BEGIN

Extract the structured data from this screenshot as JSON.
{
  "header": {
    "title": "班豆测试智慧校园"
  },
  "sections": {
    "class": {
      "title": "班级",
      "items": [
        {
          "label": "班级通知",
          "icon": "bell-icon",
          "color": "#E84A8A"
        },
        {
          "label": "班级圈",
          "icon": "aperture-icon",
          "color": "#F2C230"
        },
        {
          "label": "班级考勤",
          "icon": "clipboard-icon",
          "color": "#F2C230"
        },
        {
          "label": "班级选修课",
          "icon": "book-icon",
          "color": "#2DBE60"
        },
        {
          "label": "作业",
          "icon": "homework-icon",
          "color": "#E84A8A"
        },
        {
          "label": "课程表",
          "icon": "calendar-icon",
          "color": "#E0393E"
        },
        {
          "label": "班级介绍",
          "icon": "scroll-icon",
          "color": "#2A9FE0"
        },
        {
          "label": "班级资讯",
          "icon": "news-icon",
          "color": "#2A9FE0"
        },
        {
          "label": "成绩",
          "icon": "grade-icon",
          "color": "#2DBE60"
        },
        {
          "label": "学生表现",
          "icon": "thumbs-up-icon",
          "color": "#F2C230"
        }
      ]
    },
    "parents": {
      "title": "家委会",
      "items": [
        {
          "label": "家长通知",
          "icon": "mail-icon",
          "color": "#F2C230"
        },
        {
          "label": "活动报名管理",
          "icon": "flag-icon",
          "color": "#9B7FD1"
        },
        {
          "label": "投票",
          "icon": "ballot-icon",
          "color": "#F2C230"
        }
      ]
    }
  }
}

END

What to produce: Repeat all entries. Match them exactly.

The completed task:
Extract the structured data from this screenshot as JSON.
{
  "header": {
    "title": "班豆测试智慧校园"
  },
  "sections": {
    "class": {
      "title": "班级",
      "items": [
        {
          "label": "班级通知",
          "icon": "bell-icon",
          "color": "#E84A8A"
        },
        {
          "label": "班级圈",
          "icon": "aperture-icon",
          "color": "#F2C230"
        },
        {
          "label": "班级考勤",
          "icon": "clipboard-icon",
          "color": "#F2C230"
        },
        {
          "label": "班级选修课",
          "icon": "book-icon",
          "color": "#2DBE60"
        },
        {
          "label": "作业",
          "icon": "homework-icon",
          "color": "#E84A8A"
        },
        {
          "label": "课程表",
          "icon": "calendar-icon",
          "color": "#E0393E"
        },
        {
          "label": "班级介绍",
          "icon": "scroll-icon",
          "color": "#2A9FE0"
        },
        {
          "label": "班级资讯",
          "icon": "news-icon",
          "color": "#2A9FE0"
        },
        {
          "label": "成绩",
          "icon": "grade-icon",
          "color": "#2DBE60"
        },
        {
          "label": "学生表现",
          "icon": "thumbs-up-icon",
          "color": "#F2C230"
        }
      ]
    },
    "parents": {
      "title": "家委会",
      "items": [
        {
          "label": "家长通知",
          "icon": "mail-icon",
          "color": "#F2C230"
        },
        {
          "label": "活动报名管理",
          "icon": "flag-icon",
          "color": "#9B7FD1"
        },
        {
          "label": "投票",
          "icon": "ballot-icon",
          "color": "#F2C230"
        }
      ]
    }
  }
}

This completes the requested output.